My Lords, I agree with the noble Marquess that it would be of great advantage if it were possible to find out the amounts expended in repairs and improvements by the local authorities since the adoption of the Act of 1902. I sympathise with what the noble Marquess said as to the increase in the rates in most parts of the country, and it is by such inquiries as this that we can get an idea as to why the rates are so burdensome. Having occupied the position of President of the Board of Education I can recognise the difficulty of obtaining statistics from the local authorities, but the amount spent on repairs and improvements in provided and non-provided schools should be obtainable because the local authority is bound to keep the accounts of all the expenses of all schools within its area. But I admit the difficulty of differentiating the "wear and tear" expenses in non-provided schools, and I do not see how the Board of Education could find out the amount expended by the managers of non-provided schools on repairs and improvements. It would be very interesting to know what has been spent on these voluntary schools; but I think the only body that could supply the information would be the National Society.


I have been endeavouring, as regards schools connected with the Church of England, to obtain such statistics as are available of the sums spent from voluntary sources since 1892. The investigation is not quite so simple in all cases as the noble Marquess thinks. I do not, however, mean that it is not forthcoming, and any information we ultimately get will be entirely at the service of the House.

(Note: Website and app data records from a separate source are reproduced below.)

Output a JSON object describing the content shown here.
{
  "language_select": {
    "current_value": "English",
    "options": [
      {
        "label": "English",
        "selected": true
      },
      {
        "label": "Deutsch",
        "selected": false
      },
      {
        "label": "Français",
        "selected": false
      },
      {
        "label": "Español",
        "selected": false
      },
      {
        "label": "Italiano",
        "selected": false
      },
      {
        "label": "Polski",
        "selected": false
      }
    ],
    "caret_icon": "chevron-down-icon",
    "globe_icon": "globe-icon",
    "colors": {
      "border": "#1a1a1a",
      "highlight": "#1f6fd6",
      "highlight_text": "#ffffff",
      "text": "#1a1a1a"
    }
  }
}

My Lords, my noble friend behind me has stated that His Majesty's Government will be most happy to give all possible information to the House in connection with the subject of education. We quite agree that it is most desirable we should do so; but the information ought to be full and not partial, or there will be a danger of all kinds of inaccurate conclusions being drawn from it. It is quite possible that the National Society may be willing to give the information, but there are many denominational schools which are not under the National Society at all. I have several schools of my own that are in connection with the Established Church because the majority of the parishioners are connected with the Established Church, but they are none of them under the National Society. The Return would, therefore, be a very imperfect one. I am afraid many private owners of schools would find it extremely difficult to make out those accounts, and I do not think they would be willing to give themselves the trouble. Do not let us have inadequate and unsatisfactory information. If we do we shall have all sorts of contradictory conclusions drawn from it, and it will be practically of no use at all. As to the information asked for, there is no possible chance of its being obtained in time for the discussions on the Education Bill. I therefore hope the noble Lord will not press for the Return.


I beg to withdraw my request for the Return.

House adjourned at a quarter before Seven o'clock, to Friday next, half-past Ten o'clock.